* Items from an interface collection *
━━━

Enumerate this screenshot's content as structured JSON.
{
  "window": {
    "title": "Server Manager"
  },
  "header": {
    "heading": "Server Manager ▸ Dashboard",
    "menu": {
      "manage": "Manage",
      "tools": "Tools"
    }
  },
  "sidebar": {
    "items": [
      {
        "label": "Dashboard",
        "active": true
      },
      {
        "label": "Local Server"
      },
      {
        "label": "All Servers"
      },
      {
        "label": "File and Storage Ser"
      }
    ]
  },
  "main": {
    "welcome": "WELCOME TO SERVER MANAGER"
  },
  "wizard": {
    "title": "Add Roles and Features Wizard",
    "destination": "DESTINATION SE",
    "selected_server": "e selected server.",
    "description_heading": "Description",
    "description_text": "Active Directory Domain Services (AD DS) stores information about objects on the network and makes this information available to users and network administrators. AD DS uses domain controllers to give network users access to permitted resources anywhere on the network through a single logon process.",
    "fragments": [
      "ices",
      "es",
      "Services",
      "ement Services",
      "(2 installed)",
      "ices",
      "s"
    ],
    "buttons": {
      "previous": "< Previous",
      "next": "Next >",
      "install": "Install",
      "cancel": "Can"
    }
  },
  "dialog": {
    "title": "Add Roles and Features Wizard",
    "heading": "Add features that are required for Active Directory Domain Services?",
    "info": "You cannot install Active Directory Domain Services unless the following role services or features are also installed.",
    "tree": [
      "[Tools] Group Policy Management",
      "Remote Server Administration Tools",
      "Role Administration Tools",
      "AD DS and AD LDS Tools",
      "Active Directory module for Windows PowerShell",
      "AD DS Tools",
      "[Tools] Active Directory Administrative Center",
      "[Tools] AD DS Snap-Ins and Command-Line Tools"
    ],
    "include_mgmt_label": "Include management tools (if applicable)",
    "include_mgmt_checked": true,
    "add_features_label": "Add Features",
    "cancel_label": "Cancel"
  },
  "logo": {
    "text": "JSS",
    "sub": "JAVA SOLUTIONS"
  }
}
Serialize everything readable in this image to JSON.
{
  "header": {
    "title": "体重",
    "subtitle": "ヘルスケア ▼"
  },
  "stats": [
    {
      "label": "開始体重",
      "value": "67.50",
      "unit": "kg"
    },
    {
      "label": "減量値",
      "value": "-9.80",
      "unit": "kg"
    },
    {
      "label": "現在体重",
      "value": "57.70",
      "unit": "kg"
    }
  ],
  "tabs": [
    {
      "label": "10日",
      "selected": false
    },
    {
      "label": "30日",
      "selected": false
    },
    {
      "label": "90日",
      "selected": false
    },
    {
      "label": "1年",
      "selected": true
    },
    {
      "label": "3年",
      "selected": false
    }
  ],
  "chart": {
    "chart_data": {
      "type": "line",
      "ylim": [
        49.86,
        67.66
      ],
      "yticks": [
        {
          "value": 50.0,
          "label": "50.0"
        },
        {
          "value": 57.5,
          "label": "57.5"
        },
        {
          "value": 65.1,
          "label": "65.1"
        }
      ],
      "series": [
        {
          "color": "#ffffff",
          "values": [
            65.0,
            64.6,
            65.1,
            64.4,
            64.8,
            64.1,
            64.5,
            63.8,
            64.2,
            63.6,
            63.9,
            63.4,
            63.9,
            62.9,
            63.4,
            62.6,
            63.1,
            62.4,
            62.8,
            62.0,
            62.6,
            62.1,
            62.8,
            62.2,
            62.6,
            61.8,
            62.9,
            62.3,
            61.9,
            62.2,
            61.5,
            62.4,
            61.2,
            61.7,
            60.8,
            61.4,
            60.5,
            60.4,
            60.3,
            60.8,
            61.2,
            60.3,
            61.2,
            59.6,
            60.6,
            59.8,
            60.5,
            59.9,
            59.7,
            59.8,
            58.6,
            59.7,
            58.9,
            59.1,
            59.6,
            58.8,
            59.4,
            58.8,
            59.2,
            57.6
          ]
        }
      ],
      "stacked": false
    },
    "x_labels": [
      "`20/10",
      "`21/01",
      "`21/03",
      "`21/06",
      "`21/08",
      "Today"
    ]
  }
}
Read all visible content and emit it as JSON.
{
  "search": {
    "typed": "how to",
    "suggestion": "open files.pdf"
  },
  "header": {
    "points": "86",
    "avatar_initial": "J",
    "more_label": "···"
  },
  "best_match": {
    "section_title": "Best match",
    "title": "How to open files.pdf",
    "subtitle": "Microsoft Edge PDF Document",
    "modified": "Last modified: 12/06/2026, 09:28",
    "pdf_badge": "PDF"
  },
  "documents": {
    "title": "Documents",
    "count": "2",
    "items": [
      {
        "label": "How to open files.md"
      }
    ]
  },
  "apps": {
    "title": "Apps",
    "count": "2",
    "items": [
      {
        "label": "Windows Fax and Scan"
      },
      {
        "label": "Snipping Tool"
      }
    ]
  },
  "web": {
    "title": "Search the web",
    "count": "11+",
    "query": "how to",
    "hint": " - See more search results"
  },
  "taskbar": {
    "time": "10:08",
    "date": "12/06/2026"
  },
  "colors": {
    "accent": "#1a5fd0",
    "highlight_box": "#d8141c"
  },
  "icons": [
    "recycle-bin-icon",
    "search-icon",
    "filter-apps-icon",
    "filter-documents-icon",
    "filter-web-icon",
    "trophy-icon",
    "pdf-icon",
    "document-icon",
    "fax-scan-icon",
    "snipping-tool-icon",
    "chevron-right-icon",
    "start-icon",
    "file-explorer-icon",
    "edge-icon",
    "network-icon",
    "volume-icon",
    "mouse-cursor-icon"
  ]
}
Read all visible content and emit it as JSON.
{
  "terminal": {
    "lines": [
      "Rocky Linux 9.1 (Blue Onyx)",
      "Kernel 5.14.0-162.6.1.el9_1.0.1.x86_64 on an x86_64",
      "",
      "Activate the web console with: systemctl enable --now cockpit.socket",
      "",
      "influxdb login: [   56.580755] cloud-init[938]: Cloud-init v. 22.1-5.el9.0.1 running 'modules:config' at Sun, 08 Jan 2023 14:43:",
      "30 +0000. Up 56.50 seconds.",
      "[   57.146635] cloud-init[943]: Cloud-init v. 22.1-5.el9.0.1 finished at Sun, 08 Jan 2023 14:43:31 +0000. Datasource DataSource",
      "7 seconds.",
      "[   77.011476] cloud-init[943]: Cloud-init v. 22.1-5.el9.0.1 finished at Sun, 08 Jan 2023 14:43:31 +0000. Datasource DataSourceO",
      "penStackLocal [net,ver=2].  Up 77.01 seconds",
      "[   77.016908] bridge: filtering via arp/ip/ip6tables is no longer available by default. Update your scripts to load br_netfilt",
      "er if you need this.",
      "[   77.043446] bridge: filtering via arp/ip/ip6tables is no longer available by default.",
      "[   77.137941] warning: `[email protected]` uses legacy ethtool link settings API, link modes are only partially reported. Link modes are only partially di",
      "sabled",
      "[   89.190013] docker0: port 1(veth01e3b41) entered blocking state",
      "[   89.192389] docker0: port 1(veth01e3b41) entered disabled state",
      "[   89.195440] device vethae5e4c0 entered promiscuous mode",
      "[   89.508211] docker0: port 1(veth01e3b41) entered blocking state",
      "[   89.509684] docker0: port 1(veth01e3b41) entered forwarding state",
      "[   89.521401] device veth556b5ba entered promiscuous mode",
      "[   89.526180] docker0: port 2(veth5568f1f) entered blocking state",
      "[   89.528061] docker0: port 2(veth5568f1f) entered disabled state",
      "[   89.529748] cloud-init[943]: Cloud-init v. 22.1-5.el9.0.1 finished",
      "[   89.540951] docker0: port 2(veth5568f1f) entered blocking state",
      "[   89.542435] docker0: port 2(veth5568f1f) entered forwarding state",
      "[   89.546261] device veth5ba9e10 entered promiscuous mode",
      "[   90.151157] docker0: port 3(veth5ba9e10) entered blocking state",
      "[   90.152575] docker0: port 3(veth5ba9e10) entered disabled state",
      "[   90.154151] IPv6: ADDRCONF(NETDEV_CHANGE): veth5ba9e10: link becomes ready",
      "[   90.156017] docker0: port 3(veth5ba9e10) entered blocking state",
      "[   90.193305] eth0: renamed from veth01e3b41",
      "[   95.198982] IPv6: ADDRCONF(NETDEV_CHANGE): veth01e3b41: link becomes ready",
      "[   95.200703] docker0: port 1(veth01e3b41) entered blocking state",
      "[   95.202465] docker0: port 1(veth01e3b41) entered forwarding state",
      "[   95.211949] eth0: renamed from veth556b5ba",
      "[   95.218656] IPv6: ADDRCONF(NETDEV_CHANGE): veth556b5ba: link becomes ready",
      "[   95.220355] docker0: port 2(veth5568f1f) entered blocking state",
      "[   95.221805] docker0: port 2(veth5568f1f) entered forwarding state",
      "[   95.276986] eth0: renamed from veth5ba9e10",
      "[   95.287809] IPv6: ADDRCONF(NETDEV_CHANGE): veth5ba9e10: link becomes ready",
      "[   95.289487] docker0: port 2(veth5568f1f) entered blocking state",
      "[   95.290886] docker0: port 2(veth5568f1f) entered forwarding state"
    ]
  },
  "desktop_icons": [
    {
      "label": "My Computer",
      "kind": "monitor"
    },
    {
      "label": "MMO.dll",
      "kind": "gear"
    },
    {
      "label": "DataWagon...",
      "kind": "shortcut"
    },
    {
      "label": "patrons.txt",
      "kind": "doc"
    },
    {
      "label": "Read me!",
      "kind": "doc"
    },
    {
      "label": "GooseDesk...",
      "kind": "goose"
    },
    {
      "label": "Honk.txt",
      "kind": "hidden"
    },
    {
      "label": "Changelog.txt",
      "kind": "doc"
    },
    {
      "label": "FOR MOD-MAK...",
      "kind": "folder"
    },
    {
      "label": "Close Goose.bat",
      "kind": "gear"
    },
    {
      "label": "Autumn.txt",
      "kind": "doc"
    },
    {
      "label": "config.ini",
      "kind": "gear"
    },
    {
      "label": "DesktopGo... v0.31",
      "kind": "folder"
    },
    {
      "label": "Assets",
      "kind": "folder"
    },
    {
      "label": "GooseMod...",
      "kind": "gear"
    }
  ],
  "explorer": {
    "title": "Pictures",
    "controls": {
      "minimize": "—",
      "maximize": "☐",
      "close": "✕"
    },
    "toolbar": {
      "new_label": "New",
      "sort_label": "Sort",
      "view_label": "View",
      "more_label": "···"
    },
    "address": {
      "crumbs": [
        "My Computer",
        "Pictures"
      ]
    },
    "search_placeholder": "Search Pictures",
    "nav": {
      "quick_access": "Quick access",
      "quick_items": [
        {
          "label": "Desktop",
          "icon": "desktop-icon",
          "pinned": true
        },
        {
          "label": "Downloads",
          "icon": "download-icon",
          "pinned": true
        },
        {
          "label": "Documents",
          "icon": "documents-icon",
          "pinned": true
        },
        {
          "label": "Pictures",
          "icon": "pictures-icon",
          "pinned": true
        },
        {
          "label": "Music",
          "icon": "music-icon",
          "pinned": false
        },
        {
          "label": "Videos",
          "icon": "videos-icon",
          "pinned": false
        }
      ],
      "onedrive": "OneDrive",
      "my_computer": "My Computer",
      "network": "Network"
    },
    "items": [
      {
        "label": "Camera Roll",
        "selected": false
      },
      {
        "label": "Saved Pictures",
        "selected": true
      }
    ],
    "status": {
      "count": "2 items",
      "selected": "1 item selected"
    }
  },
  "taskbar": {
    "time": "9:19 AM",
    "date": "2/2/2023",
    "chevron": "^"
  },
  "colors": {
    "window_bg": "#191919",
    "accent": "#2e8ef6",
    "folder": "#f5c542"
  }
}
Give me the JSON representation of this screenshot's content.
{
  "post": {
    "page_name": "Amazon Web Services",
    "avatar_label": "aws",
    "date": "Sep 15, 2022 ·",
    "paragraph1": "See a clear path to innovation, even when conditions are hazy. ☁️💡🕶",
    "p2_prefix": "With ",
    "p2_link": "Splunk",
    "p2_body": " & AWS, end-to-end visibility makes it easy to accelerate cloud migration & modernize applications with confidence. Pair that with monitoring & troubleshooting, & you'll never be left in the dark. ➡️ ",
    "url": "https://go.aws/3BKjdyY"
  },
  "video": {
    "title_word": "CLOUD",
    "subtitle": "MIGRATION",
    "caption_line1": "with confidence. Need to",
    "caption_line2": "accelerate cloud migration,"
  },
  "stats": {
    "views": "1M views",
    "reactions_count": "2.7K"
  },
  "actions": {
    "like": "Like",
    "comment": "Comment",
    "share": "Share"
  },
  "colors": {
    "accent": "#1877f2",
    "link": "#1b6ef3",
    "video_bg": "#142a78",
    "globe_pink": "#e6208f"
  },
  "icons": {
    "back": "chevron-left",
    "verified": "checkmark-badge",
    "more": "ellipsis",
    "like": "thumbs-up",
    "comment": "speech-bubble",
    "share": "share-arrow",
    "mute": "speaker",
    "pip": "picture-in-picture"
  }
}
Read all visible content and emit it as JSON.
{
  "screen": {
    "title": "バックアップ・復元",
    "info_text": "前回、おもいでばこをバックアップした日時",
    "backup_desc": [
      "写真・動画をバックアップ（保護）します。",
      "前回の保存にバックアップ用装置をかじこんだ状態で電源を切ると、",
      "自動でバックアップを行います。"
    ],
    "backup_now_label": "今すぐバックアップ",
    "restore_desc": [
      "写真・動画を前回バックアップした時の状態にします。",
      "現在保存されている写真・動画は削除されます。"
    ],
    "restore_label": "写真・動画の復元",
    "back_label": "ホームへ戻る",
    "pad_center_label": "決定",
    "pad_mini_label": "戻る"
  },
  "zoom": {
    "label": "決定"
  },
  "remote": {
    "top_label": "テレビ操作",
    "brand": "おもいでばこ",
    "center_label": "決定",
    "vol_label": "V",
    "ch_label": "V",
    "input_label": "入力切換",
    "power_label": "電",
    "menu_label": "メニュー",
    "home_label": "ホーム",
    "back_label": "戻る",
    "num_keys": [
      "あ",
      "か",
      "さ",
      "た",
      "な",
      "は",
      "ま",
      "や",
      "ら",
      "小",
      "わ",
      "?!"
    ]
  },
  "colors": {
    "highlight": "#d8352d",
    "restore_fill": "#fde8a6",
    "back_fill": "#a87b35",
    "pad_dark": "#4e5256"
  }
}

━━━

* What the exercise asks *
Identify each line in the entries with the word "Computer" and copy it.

* Finished exercise *
      "label": "My Computer",
        "My Computer",
      "my_computer": "My Computer",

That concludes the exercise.